Leading Expert on Males and Masculinity Discusses Gender Equality

By Jenny Hertel

Thursday, April 14, 2016

“What we know is we cannot fully empower women and girls, unless we engage boys and men.”

Those words were spoken on April 12 by Dr. Michael Kimmel, one of the world’s leading experts on men and masculinities, a featured TED Talk speaker, and the SUNY Distinguished Professor of Sociology and Gender Studies at Stony Brook University, when he presented Engaging Men for Gender Equality in the Whittenberger Auditorium at 7pm.

Kimmel explained that to achieve true gender equality, we must confront men’s sense of entitlement. He shared a story about when he appeared on a TV talk show with three men who felt they had been the victims of workplace discrimination. The show’s title was “A Black Woman Stole My Job.” Each of the men described how they were passed over for a jobs or promotions for which they believed themselves qualified.

When it was his turn to respond, Kimmel said he had one question about one word in the title of the show. He asked them about the word “my”. Where did they get the idea that it was “their” job? Why wasn’t the show called “A Black Woman Got a Job” or “A Black Woman got the Job?”

That sense of entitlement, Kimmel said, is what lies beneath the surface of most men’s resistance to women’s equality. They believe gender equality is a “zero-sum game”, meaning if women win, then men lose.

Kimmel explained that is not the case, however, and, to help mean realize that, we need to make an evidence based, empirical case that gender equality is not only good for women, but it is also good for them and those around them.

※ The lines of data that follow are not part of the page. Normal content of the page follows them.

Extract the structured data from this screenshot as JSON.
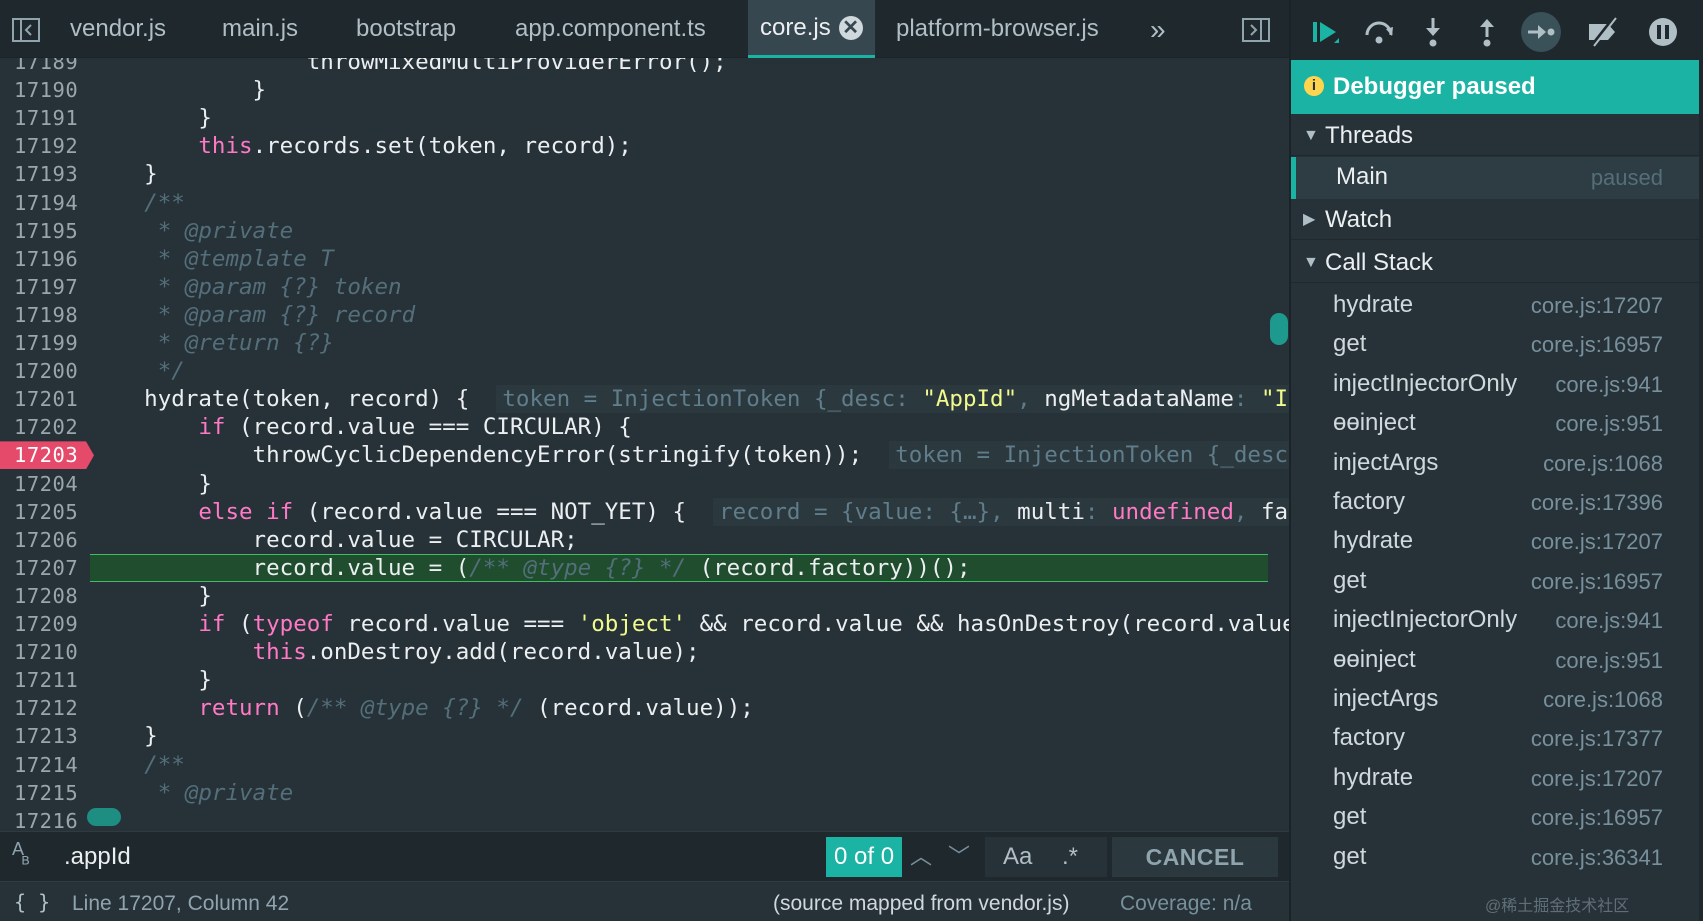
{
  "tabs": [
    {
      "label": "vendor.js",
      "active": false
    },
    {
      "label": "main.js",
      "active": false
    },
    {
      "label": "bootstrap",
      "active": false
    },
    {
      "label": "app.component.ts",
      "active": false
    },
    {
      "label": "core.js",
      "active": true
    },
    {
      "label": "platform-browser.js",
      "active": false
    }
  ],
  "tab_close_symbol": "✕",
  "tab_more_symbol": "»",
  "icons": {
    "navigator_toggle": "sidebar-left-icon",
    "debugger_toggle": "sidebar-right-icon",
    "resume": "resume-icon",
    "step_over": "step-over-icon",
    "step_into": "step-into-icon",
    "step_out": "step-out-icon",
    "step": "step-icon",
    "deactivate_breakpoints": "deactivate-breakpoints-icon",
    "pause_on_exceptions": "pause-icon"
  },
  "editor": {
    "breakpoint_line": "17203",
    "current_line": "17207",
    "lines": [
      {
        "num": "17189",
        "html": "                throwMixedMultiProviderError();"
      },
      {
        "num": "17190",
        "html": "            }"
      },
      {
        "num": "17191",
        "html": "        }"
      },
      {
        "num": "17192",
        "html": "        <span class=\"kw\">this</span>.records.set(token, record);"
      },
      {
        "num": "17193",
        "html": "    }"
      },
      {
        "num": "17194",
        "html": "    <span class=\"cm\">/**</span>"
      },
      {
        "num": "17195",
        "html": "     <span class=\"cm\">* @private</span>"
      },
      {
        "num": "17196",
        "html": "     <span class=\"cm\">* @template T</span>"
      },
      {
        "num": "17197",
        "html": "     <span class=\"cm\">* @param {?} token</span>"
      },
      {
        "num": "17198",
        "html": "     <span class=\"cm\">* @param {?} record</span>"
      },
      {
        "num": "17199",
        "html": "     <span class=\"cm\">* @return {?}</span>"
      },
      {
        "num": "17200",
        "html": "     <span class=\"cm\">*/</span>"
      },
      {
        "num": "17201",
        "html": "    hydrate(token, record) {  <span class=\"inline-box\"><span class=\"inline-val\">token = InjectionToken {_desc: </span><span class=\"str\">\"AppId\"</span><span class=\"inline-val\">, </span>ngMetadataName<span class=\"inline-val\">: </span><span class=\"str\">\"In</span></span>"
      },
      {
        "num": "17202",
        "html": "        <span class=\"kw\">if</span> (record.value === CIRCULAR) {"
      },
      {
        "num": "17203",
        "html": "            throwCyclicDependencyError(stringify(token));  <span class=\"inline-box\"><span class=\"inline-val\">token = InjectionToken {_desc:</span></span>"
      },
      {
        "num": "17204",
        "html": "        }"
      },
      {
        "num": "17205",
        "html": "        <span class=\"kw\">else if</span> (record.value === NOT_YET) {  <span class=\"inline-box\"><span class=\"inline-val\">record = {value: {…}, </span>multi<span class=\"inline-val\">: </span><span class=\"kw\">undefined</span><span class=\"inline-val\">, </span>fact</span>"
      },
      {
        "num": "17206",
        "html": "            record.value = CIRCULAR;"
      },
      {
        "num": "17207",
        "html": "            record.value = (<span class=\"cm\">/** @type {?} */</span> (record.factory))();"
      },
      {
        "num": "17208",
        "html": "        }"
      },
      {
        "num": "17209",
        "html": "        <span class=\"kw\">if</span> (<span class=\"kw\">typeof</span> record.value === <span class=\"str\">'object'</span> &amp;&amp; record.value &amp;&amp; hasOnDestroy(record.value))"
      },
      {
        "num": "17210",
        "html": "            <span class=\"kw\">this</span>.onDestroy.add(record.value);"
      },
      {
        "num": "17211",
        "html": "        }"
      },
      {
        "num": "17212",
        "html": "        <span class=\"kw\">return</span> (<span class=\"cm\">/** @type {?} */</span> (record.value));"
      },
      {
        "num": "17213",
        "html": "    }"
      },
      {
        "num": "17214",
        "html": "    <span class=\"cm\">/**</span>"
      },
      {
        "num": "17215",
        "html": "     <span class=\"cm\">* @private</span>"
      },
      {
        "num": "17216",
        "html": ""
      }
    ]
  },
  "search": {
    "value": ".appId",
    "count": "0 of 0",
    "match_case_label": "Aa",
    "regex_label": ".*",
    "cancel_label": "CANCEL"
  },
  "status": {
    "braces": "{ }",
    "position": "Line 17207, Column 42",
    "source": "(source mapped from vendor.js)",
    "coverage": "Coverage: n/a"
  },
  "debugger": {
    "banner": "Debugger paused",
    "threads_label": "Threads",
    "thread": {
      "name": "Main",
      "status": "paused"
    },
    "watch_label": "Watch",
    "callstack_label": "Call Stack",
    "frames": [
      {
        "fn": "hydrate",
        "loc": "core.js:17207"
      },
      {
        "fn": "get",
        "loc": "core.js:16957"
      },
      {
        "fn": "injectInjectorOnly",
        "loc": "core.js:941"
      },
      {
        "fn": "ɵɵinject",
        "loc": "core.js:951"
      },
      {
        "fn": "injectArgs",
        "loc": "core.js:1068"
      },
      {
        "fn": "factory",
        "loc": "core.js:17396"
      },
      {
        "fn": "hydrate",
        "loc": "core.js:17207"
      },
      {
        "fn": "get",
        "loc": "core.js:16957"
      },
      {
        "fn": "injectInjectorOnly",
        "loc": "core.js:941"
      },
      {
        "fn": "ɵɵinject",
        "loc": "core.js:951"
      },
      {
        "fn": "injectArgs",
        "loc": "core.js:1068"
      },
      {
        "fn": "factory",
        "loc": "core.js:17377"
      },
      {
        "fn": "hydrate",
        "loc": "core.js:17207"
      },
      {
        "fn": "get",
        "loc": "core.js:16957"
      },
      {
        "fn": "get",
        "loc": "core.js:36341"
      }
    ]
  },
  "watermark": "@稀土掘金技术社区",
  "colors": {
    "accent": "#1bb3a3",
    "breakpoint": "#e64a6b",
    "current_line": "#1f4d2e",
    "keyword": "#ff79c6",
    "string": "#f1fa8c"
  }
}
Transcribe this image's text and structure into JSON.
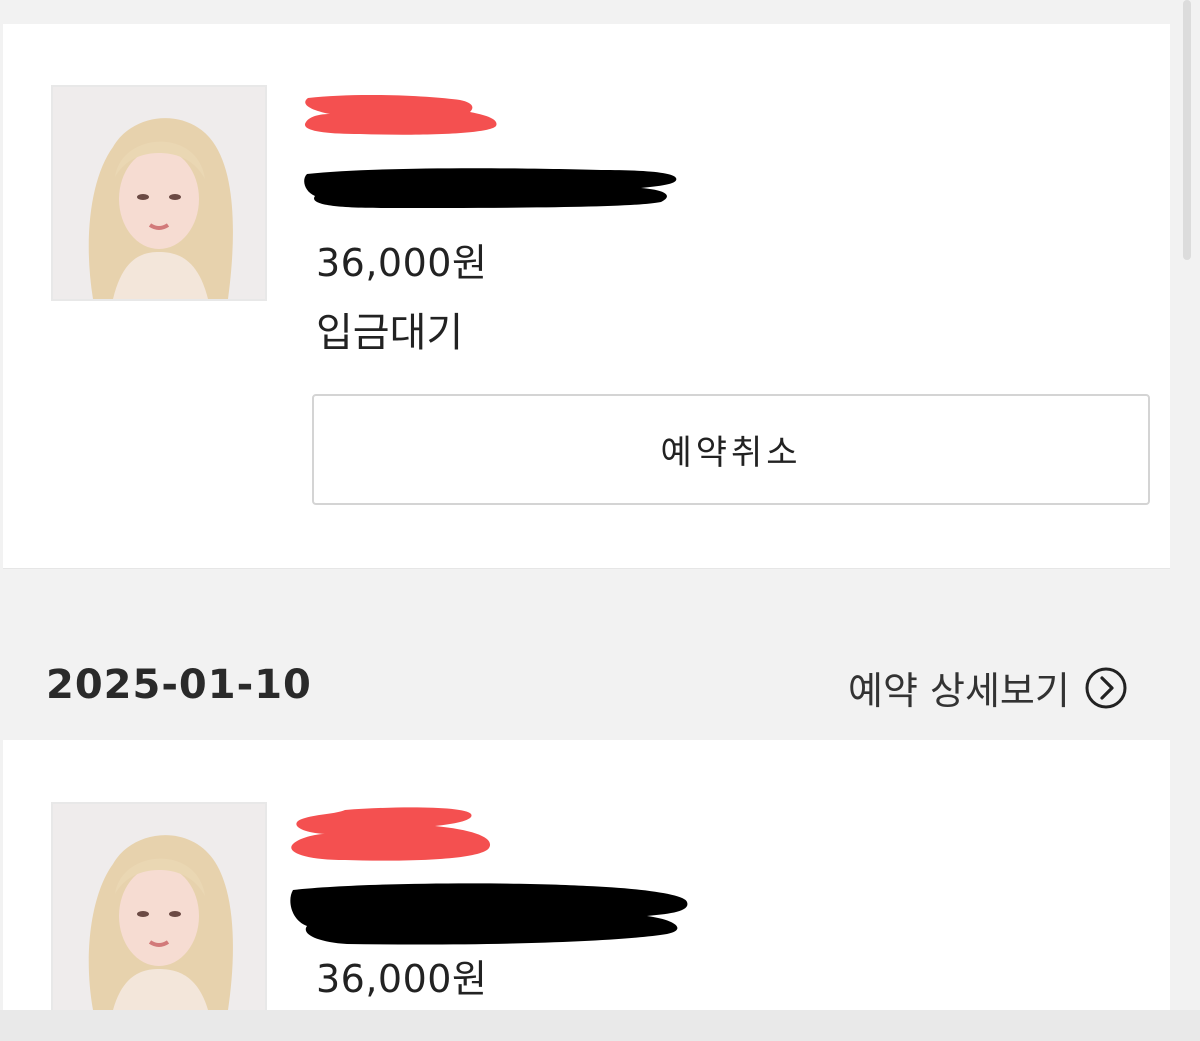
{
  "reservations": [
    {
      "price": "36,000원",
      "status": "입금대기",
      "cancel_label": "예약취소"
    },
    {
      "price": "36,000원"
    }
  ],
  "section": {
    "date": "2025-01-10",
    "detail_label": "예약 상세보기"
  },
  "icons": {
    "detail": "chevron-right-circle-icon"
  },
  "colors": {
    "redaction_red": "#f45050",
    "redaction_black": "#000000",
    "background": "#f2f2f2",
    "card": "#ffffff"
  }
}
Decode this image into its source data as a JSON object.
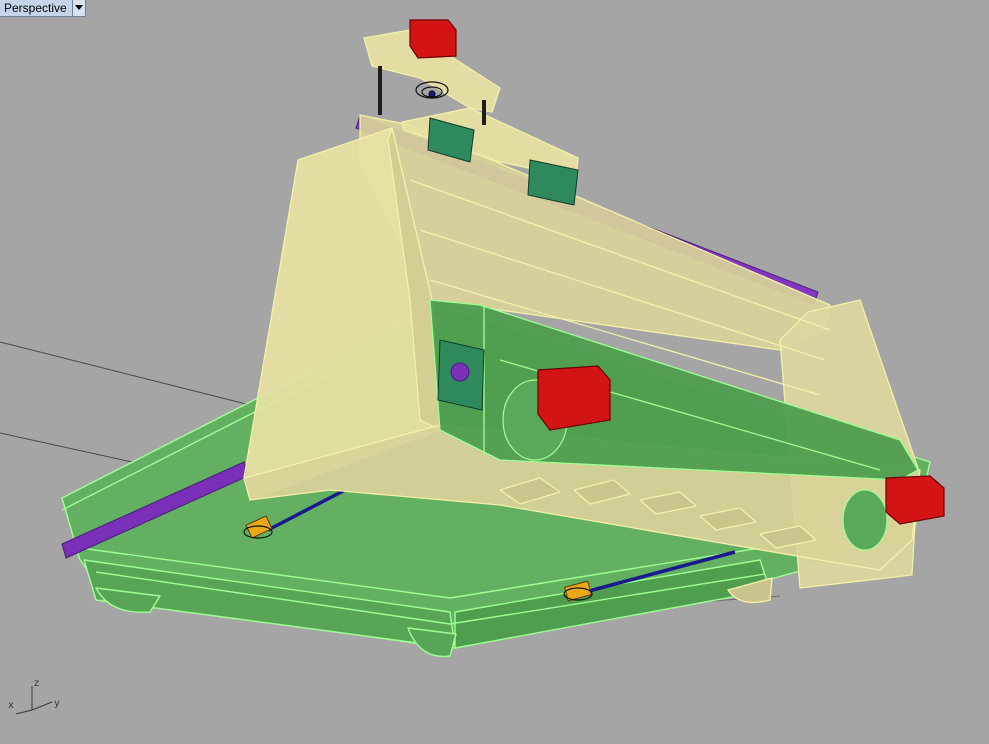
{
  "viewport": {
    "title": "Perspective",
    "background": "#a5a5a5"
  },
  "axes": {
    "x": "x",
    "y": "y",
    "z": "z"
  },
  "colors": {
    "frame": "#e8e2a4",
    "frame_edge": "#f4f0a8",
    "base": "#63b063",
    "base_edge": "#9dff92",
    "motor": "#d41414",
    "rail": "#7a2fb8",
    "bearing_block": "#2e8a5c",
    "leadscrew": "#1a1a8c",
    "coupler": "#e8a818"
  },
  "icons": {
    "menu": "triangle-down-icon",
    "axes": "axis-gizmo-icon"
  }
}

As an example, Kimmel cited a report by the Families and Work Institute that found that marriages were more successful when there was equity in the relationship. Basically, when men shared in the household chores and care of children, they were healthier – they smoked less, drank less, and took recreational drugs less often, as well as exercised more and regularly visited doctors for routine screenings.

Additionally, they were more psychologically healthy, being diagnosed with less depression, Kimmel said. The men with an equal share in the chores also lived longer and reported having more sex.

And, their children were also physically and psychologically healthier and had lower incidences of ADHD, had higher grades.

This, Kimmel said, shows that if women win, then so does everyone.

The talk  was co-sponsored by Google, the IU Center of Excellence for Women in Technology, the SOIC PIT Crew (Promoting Inclusivity in Technology), and SOIC Women in Computing.

The video can be viewed on CEWiT's Youtube page or below.